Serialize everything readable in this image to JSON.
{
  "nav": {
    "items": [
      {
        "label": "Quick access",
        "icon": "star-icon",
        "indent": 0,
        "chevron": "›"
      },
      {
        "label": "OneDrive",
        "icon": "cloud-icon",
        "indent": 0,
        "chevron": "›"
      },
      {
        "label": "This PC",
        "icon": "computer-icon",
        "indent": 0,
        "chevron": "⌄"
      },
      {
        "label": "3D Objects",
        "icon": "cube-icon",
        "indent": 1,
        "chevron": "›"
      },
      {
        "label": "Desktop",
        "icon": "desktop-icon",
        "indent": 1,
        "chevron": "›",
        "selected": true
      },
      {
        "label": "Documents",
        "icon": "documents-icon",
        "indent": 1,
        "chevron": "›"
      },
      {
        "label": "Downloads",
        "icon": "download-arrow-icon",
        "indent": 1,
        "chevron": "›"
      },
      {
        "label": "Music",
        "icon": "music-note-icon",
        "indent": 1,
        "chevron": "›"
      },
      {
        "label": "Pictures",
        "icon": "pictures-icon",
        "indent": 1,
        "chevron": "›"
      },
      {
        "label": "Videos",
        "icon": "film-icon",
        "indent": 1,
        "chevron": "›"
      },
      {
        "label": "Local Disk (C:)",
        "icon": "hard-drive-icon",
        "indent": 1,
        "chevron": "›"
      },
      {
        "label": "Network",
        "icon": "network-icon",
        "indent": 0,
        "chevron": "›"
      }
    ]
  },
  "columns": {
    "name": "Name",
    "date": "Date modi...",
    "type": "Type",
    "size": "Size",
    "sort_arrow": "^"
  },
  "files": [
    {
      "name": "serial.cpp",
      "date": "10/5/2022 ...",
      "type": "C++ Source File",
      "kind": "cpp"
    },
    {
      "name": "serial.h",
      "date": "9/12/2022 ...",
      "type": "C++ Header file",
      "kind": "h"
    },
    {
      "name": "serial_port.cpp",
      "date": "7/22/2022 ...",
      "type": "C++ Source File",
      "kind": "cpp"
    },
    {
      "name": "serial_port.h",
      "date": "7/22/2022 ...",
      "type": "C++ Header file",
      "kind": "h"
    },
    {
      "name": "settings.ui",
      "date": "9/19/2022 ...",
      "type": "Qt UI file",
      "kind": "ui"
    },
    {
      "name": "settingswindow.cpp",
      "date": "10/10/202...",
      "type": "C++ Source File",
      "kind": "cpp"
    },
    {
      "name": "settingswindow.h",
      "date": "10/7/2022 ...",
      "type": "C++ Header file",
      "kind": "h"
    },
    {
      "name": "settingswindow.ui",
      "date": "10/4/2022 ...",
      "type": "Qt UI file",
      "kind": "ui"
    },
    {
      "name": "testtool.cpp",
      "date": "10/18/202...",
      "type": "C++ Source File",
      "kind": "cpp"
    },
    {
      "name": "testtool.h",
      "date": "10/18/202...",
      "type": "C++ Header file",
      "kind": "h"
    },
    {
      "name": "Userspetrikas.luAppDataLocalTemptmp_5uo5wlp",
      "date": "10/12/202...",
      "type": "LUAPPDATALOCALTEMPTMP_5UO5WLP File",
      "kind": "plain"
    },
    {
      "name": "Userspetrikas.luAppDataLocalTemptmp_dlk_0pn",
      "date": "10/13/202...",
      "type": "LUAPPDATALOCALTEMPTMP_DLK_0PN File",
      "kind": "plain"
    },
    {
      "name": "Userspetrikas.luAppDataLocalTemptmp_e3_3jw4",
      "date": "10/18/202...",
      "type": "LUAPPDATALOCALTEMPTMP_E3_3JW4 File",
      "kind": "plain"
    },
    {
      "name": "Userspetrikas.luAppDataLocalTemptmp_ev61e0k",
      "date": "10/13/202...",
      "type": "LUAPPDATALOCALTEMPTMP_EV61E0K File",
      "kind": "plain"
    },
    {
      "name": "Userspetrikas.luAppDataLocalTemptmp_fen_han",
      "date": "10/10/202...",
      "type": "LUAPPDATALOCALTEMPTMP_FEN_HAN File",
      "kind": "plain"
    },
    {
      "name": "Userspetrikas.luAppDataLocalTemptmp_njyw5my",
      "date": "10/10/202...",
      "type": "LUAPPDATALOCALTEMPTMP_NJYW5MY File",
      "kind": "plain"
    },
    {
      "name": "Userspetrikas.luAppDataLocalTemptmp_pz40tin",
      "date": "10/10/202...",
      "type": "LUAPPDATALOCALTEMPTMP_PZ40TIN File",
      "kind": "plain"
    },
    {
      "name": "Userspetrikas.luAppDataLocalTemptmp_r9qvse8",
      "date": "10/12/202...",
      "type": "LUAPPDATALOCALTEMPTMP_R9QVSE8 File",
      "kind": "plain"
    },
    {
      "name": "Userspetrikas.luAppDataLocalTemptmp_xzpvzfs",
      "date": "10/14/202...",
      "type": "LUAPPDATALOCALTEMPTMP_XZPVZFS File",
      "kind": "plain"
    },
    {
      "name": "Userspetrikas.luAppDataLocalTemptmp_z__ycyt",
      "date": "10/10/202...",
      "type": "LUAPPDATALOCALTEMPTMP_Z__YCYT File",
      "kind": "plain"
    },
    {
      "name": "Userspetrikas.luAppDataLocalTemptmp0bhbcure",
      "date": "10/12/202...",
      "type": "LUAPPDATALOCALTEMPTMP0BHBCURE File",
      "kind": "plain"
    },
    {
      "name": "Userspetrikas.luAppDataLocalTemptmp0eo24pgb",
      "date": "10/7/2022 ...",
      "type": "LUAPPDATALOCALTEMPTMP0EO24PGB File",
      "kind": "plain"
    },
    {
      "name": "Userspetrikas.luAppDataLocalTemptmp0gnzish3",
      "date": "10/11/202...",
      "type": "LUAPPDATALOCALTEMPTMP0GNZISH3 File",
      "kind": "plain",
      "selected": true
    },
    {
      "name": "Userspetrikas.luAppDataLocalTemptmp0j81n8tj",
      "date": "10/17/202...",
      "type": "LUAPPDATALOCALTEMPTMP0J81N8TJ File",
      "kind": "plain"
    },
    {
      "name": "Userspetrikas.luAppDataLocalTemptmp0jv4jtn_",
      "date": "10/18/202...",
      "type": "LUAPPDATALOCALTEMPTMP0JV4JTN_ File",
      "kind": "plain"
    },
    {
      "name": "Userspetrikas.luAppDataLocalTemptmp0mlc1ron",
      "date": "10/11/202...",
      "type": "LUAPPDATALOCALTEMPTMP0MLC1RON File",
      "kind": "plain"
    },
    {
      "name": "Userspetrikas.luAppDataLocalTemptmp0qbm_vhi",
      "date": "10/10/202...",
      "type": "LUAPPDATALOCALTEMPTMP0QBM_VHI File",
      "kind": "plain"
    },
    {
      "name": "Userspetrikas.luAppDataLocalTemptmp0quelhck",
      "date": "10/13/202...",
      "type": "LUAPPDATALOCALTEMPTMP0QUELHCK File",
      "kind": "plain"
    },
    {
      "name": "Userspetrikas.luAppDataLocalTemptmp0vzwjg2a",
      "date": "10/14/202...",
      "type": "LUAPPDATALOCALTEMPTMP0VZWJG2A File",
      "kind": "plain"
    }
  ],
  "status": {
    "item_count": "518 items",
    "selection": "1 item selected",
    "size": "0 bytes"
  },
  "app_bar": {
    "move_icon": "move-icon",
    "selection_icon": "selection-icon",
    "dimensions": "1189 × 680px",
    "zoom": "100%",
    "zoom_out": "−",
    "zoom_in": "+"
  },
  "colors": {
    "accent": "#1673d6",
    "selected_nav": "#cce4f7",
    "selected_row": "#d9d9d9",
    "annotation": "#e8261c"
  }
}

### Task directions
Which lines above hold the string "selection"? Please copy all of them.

### Task response
    "selection": "1 item selected",
    "selection_icon": "selection-icon",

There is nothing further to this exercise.